Problem to work on -
Search the records for the word "content" and pick out every line that has it.
Input START
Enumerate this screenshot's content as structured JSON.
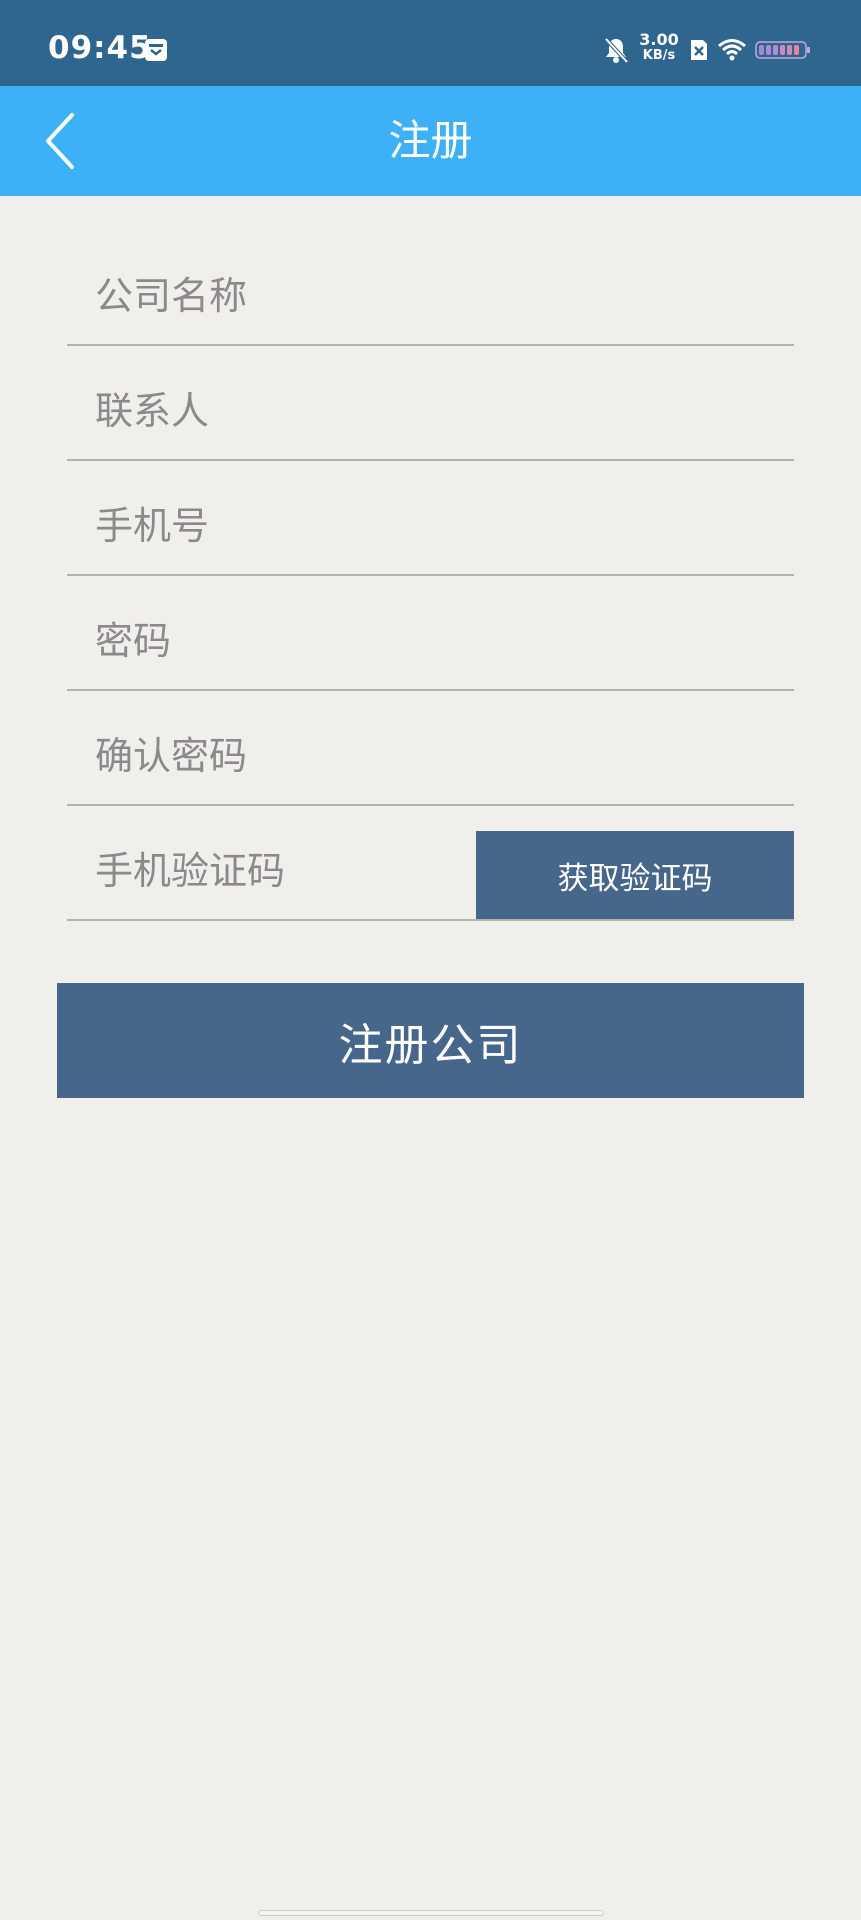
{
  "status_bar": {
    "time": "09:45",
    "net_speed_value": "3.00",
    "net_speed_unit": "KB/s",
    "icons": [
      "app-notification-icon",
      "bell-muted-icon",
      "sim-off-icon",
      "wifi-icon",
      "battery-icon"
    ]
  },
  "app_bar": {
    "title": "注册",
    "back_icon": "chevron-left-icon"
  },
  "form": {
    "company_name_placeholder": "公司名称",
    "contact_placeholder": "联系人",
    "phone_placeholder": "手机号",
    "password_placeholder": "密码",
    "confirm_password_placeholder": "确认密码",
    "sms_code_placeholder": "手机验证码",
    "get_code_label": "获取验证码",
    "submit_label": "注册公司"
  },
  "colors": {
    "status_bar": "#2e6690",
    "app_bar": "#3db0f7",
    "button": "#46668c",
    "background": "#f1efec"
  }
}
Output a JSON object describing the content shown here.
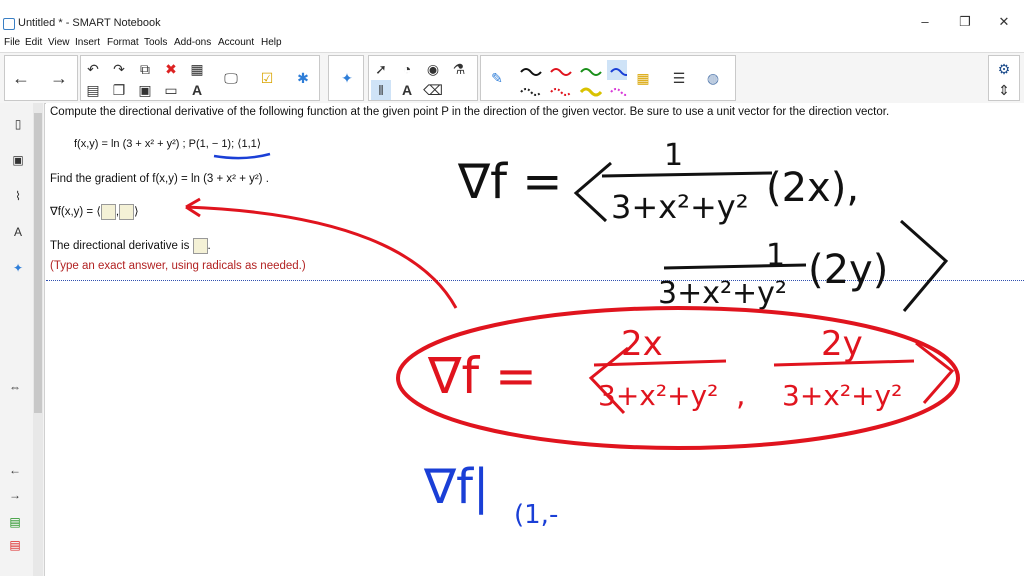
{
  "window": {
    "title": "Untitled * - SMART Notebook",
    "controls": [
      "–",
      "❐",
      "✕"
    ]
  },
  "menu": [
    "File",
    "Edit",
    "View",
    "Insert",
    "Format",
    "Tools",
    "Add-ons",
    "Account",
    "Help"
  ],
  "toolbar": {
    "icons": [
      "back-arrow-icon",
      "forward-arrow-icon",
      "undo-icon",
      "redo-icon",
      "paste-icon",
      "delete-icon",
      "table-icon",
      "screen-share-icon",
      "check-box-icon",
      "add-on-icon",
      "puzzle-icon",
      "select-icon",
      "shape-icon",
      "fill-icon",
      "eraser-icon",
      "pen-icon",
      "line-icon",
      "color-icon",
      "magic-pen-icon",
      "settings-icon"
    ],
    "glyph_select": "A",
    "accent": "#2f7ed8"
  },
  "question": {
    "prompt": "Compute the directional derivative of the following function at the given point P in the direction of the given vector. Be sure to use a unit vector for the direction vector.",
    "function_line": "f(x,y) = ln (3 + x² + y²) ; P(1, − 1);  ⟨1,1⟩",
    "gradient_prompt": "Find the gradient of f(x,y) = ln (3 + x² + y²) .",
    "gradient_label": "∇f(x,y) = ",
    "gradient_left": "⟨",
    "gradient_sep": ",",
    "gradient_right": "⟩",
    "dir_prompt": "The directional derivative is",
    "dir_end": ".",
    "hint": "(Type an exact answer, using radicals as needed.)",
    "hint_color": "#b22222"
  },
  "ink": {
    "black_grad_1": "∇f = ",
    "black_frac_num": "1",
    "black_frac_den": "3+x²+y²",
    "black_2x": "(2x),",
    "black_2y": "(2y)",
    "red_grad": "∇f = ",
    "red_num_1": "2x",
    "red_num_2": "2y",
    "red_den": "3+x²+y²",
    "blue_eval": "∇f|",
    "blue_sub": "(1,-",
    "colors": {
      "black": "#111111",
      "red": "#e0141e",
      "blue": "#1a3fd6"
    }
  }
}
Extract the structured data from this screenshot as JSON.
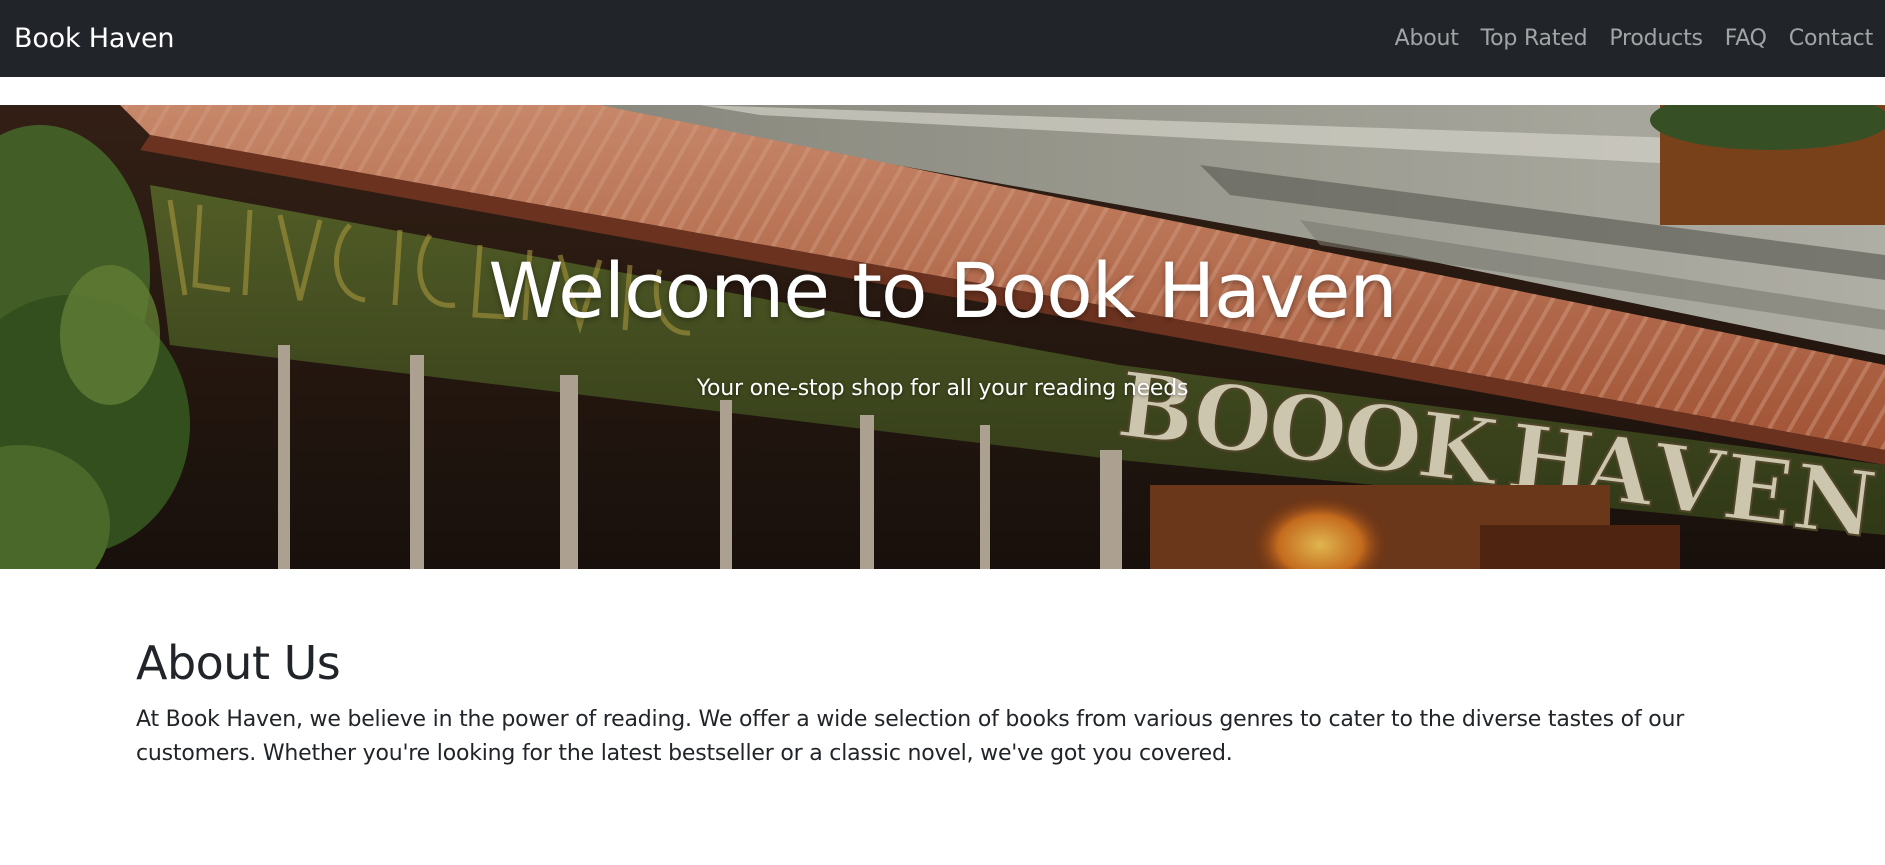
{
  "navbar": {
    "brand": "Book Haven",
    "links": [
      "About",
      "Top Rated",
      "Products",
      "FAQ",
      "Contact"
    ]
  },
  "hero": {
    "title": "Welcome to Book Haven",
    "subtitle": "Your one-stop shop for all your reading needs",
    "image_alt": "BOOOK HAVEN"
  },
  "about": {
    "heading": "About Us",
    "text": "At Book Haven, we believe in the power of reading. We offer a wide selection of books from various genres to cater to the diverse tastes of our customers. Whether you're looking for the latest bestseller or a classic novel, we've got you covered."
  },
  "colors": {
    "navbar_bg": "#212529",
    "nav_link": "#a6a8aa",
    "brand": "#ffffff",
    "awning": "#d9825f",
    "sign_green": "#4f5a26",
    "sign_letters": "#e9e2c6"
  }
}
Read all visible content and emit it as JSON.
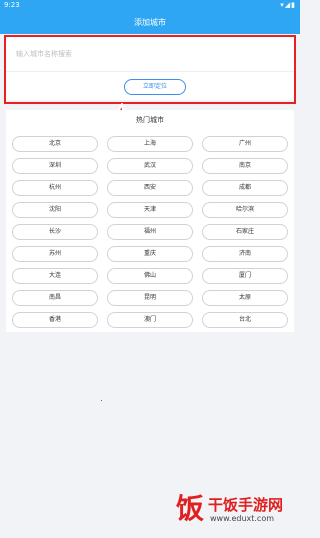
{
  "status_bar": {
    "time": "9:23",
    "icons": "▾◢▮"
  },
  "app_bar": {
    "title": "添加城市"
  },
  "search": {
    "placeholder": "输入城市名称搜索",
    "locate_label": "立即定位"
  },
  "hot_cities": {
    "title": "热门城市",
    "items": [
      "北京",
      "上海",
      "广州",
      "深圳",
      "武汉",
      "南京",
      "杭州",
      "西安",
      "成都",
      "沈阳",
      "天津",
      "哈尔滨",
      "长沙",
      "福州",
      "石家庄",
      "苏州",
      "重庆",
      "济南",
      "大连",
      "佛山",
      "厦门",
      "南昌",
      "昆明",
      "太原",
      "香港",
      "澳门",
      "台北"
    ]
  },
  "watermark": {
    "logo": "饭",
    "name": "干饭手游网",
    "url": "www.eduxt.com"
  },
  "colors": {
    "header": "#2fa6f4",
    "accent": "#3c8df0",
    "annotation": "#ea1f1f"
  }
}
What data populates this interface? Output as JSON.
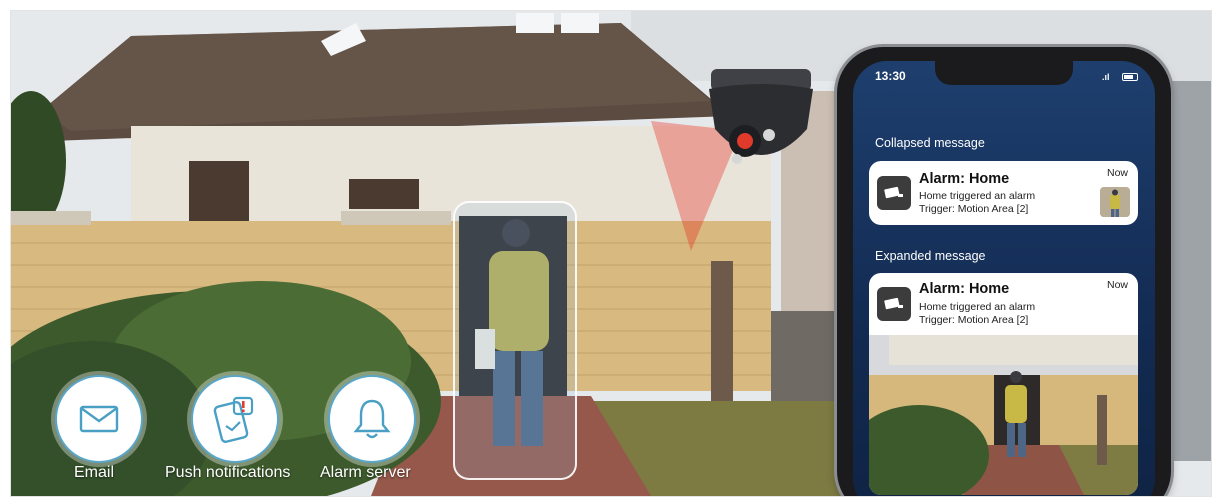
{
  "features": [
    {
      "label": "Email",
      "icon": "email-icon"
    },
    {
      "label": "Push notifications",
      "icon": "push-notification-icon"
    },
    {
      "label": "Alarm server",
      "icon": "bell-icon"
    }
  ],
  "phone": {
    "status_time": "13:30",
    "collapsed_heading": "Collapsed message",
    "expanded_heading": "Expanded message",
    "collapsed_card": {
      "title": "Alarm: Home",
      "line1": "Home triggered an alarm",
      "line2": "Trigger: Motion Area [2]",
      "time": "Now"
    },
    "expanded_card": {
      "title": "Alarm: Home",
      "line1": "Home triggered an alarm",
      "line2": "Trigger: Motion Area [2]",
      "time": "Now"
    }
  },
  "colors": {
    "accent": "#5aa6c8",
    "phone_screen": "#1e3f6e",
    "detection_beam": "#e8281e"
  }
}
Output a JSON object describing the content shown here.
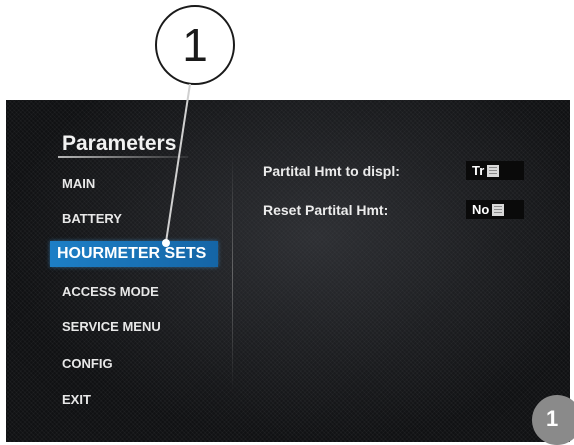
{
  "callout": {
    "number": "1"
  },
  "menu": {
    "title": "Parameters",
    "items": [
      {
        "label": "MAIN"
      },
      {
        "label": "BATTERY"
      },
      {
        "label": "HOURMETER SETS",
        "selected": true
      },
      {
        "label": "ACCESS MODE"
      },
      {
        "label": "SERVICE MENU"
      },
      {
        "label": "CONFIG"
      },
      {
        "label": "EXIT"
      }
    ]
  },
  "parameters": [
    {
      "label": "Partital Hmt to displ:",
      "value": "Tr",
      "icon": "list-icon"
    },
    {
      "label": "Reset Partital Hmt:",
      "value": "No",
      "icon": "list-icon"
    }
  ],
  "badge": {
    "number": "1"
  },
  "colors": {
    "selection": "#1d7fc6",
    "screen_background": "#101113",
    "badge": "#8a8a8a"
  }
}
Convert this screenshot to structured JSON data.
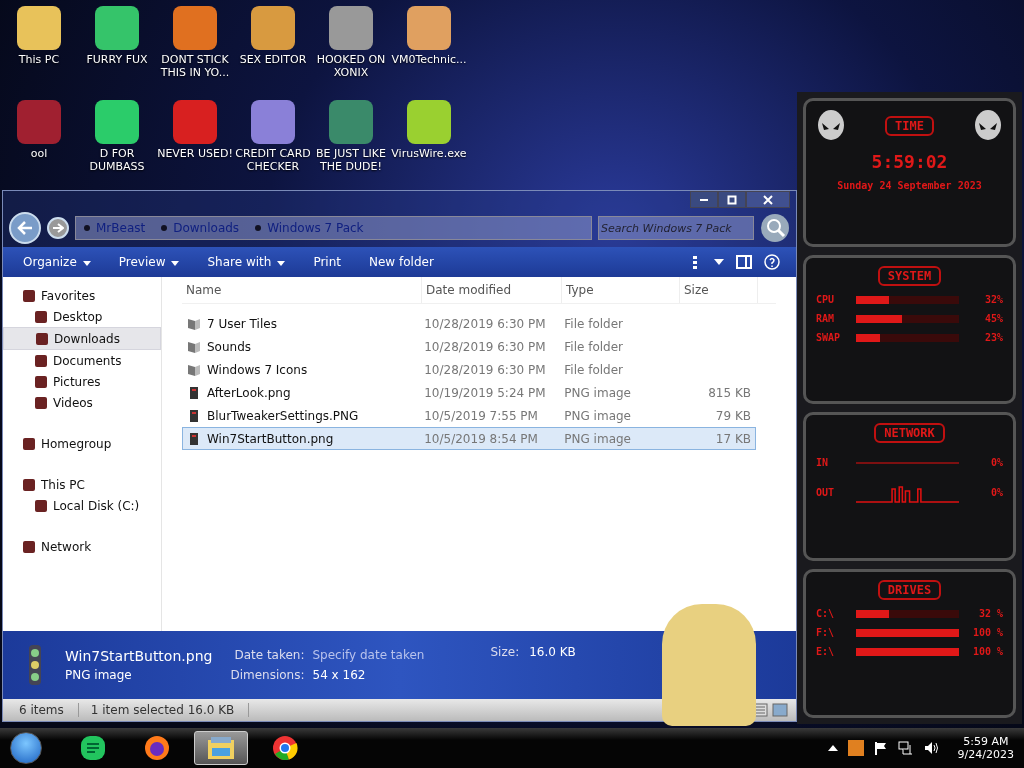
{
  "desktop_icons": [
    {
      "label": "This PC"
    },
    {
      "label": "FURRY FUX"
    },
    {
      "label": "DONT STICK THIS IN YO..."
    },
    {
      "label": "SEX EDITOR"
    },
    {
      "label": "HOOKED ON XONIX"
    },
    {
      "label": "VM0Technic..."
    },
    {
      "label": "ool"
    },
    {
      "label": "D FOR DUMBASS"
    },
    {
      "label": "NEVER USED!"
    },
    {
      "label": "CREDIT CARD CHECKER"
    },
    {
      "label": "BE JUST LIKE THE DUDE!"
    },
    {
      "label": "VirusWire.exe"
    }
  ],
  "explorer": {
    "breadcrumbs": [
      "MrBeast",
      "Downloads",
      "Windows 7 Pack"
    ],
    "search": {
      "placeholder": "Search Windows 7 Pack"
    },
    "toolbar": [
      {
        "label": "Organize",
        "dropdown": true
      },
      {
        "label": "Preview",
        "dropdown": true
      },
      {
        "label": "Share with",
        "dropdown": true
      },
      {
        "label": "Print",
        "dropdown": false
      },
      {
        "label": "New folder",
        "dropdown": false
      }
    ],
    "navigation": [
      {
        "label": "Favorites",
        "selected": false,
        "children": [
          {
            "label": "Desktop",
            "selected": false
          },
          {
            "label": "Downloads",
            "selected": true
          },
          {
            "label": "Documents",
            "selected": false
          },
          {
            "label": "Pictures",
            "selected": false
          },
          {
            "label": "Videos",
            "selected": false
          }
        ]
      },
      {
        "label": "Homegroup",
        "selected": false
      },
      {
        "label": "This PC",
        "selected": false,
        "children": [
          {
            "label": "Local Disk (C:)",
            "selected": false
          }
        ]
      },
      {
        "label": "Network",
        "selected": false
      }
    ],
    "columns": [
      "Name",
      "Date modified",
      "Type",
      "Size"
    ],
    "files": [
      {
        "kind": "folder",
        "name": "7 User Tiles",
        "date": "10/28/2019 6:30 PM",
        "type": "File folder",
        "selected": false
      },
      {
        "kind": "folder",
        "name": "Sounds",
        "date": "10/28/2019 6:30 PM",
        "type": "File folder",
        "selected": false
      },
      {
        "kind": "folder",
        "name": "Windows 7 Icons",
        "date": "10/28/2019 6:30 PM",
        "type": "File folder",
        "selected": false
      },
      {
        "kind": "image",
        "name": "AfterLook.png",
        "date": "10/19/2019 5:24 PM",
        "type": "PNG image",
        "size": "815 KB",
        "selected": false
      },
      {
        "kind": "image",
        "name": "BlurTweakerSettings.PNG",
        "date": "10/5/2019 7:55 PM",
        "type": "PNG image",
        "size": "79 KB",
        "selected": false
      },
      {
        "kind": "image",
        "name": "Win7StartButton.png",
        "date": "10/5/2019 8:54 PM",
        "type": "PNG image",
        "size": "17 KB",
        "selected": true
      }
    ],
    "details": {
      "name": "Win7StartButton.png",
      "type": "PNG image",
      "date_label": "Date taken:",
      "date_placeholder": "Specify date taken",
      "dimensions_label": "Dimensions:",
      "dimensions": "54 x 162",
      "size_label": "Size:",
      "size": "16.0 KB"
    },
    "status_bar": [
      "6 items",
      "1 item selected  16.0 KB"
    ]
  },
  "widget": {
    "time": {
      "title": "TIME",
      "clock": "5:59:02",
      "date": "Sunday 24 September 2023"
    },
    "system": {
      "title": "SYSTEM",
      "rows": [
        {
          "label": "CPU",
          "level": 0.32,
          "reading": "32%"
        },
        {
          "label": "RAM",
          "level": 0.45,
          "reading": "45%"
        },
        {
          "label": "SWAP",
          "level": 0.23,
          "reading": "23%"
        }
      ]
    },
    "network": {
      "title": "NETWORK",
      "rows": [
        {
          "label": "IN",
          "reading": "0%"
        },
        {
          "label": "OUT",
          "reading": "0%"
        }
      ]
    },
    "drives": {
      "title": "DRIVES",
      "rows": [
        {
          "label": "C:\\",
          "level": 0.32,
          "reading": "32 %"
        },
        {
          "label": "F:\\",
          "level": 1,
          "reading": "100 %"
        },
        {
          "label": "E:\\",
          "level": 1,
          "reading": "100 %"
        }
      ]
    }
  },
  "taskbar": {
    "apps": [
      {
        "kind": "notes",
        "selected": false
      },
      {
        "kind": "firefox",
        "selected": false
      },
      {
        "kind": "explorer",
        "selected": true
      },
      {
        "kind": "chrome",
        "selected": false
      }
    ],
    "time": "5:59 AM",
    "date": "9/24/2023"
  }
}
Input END
Answer to the exercise -
Enumerate this screenshot's content as structured JSON.
Output a JSON object describing the content shown here.
Read all visible content and emit it as JSON.
Output a JSON object describing the content shown here.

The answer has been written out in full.